**DATA SECTION**
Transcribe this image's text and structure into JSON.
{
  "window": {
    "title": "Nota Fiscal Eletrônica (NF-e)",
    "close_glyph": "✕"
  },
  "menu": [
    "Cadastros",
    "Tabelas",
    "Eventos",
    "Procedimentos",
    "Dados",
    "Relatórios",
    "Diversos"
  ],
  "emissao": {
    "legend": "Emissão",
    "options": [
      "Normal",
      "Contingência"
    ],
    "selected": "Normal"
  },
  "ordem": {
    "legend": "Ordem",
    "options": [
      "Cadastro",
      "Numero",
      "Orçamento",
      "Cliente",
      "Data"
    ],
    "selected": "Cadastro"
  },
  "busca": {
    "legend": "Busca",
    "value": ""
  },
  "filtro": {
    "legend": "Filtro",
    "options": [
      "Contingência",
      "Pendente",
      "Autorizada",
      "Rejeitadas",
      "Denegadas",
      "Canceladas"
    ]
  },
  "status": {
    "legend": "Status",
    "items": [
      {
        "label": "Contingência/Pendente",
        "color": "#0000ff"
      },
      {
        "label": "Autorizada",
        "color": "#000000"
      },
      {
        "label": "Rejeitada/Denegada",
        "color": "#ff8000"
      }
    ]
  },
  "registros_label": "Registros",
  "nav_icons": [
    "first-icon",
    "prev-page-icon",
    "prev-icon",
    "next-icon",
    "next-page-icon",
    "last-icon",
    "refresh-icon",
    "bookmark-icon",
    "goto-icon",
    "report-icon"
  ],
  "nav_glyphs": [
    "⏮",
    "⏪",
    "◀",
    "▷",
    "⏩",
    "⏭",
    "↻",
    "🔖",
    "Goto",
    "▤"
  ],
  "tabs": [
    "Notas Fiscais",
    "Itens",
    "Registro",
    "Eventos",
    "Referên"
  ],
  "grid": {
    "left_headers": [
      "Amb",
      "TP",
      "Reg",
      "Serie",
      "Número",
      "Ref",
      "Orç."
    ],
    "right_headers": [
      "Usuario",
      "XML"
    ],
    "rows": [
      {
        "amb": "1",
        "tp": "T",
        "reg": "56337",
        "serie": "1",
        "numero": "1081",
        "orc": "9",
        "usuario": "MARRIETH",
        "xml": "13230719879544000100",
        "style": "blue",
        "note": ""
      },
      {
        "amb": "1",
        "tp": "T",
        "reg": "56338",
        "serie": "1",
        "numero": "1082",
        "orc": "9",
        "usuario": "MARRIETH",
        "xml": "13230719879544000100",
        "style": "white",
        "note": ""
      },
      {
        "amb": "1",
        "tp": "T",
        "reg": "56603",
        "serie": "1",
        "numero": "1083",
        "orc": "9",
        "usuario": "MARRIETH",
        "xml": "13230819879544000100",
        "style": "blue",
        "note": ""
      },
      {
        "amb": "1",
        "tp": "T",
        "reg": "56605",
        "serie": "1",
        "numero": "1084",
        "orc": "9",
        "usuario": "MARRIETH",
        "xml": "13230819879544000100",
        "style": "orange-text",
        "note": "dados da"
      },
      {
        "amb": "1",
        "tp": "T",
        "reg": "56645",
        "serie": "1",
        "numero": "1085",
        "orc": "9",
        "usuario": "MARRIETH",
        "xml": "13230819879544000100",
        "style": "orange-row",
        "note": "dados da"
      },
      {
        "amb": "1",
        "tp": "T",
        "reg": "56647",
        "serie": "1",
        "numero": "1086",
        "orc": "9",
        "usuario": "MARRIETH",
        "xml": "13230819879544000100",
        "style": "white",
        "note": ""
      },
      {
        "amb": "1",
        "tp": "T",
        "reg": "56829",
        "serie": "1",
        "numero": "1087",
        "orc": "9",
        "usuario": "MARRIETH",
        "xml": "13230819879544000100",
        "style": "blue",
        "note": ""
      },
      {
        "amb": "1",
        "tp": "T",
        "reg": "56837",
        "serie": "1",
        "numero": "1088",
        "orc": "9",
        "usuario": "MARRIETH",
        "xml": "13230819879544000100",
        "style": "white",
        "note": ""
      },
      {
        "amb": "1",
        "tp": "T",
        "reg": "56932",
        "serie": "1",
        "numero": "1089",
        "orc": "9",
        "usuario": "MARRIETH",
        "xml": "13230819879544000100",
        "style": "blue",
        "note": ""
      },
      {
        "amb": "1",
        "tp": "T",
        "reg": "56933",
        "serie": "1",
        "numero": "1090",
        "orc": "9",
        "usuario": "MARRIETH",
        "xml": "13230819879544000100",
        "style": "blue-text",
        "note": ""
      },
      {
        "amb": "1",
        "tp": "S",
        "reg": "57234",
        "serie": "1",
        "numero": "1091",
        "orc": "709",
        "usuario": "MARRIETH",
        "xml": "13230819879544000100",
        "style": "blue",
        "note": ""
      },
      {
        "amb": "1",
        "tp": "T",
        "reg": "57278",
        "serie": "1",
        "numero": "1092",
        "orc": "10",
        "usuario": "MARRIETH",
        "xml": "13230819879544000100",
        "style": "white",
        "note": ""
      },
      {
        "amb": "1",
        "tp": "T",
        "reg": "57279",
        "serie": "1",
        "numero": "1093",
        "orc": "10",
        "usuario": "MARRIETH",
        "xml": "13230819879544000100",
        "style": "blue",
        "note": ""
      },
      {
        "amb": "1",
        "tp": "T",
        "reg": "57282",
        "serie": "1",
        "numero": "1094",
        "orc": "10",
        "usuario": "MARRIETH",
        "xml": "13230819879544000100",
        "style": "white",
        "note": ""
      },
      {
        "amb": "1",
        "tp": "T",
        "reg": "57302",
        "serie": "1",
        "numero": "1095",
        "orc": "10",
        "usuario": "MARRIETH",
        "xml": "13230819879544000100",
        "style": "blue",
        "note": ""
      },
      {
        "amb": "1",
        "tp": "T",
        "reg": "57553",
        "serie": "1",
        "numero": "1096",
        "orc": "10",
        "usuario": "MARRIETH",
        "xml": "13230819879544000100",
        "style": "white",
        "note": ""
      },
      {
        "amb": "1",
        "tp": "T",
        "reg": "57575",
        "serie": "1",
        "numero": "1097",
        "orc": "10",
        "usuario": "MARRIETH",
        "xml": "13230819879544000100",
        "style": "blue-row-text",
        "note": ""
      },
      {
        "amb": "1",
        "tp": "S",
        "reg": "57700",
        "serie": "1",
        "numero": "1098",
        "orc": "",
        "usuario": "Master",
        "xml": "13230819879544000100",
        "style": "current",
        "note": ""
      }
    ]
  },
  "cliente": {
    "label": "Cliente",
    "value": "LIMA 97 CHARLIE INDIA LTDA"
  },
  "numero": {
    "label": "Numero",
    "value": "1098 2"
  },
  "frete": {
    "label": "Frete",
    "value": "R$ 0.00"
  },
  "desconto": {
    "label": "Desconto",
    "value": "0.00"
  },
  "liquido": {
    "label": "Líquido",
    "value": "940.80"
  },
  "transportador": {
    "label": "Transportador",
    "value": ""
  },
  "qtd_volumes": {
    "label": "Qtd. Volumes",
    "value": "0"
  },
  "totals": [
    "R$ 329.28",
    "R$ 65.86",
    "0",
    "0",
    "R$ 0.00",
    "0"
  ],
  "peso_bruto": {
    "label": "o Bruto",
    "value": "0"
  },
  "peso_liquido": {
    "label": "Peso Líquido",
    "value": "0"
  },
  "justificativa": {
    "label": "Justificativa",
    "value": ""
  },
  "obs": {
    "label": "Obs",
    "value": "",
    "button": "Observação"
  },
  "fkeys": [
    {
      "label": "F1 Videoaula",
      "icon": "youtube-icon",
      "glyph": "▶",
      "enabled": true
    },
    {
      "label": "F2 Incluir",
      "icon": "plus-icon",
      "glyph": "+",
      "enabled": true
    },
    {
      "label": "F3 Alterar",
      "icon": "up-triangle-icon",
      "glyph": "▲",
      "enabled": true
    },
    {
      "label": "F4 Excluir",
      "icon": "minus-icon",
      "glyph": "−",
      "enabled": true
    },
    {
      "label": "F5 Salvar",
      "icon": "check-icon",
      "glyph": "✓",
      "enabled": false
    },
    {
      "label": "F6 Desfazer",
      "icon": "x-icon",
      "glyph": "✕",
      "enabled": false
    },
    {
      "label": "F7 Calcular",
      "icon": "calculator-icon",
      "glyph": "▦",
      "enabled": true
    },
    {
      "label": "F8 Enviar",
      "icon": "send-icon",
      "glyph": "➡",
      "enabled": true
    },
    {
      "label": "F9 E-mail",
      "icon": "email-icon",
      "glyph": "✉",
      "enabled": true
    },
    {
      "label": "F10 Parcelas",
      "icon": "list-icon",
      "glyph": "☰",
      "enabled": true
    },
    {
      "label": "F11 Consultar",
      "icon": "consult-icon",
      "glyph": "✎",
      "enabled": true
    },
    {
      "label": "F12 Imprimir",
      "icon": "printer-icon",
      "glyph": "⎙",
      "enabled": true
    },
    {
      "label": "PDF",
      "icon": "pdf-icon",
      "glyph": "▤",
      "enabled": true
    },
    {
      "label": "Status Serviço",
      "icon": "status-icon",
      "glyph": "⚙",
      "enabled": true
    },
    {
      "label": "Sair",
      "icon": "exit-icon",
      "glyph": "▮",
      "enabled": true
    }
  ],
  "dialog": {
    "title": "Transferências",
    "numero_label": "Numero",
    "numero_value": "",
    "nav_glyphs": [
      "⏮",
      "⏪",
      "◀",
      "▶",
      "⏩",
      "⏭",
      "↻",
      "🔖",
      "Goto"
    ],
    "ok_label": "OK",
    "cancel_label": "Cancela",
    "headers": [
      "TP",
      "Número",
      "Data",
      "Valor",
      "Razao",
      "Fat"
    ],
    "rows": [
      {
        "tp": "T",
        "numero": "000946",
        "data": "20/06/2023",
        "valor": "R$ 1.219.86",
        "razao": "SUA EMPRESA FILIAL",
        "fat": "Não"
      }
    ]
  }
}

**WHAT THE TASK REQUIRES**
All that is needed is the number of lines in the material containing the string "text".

**EXERCISE OUTPUT**
4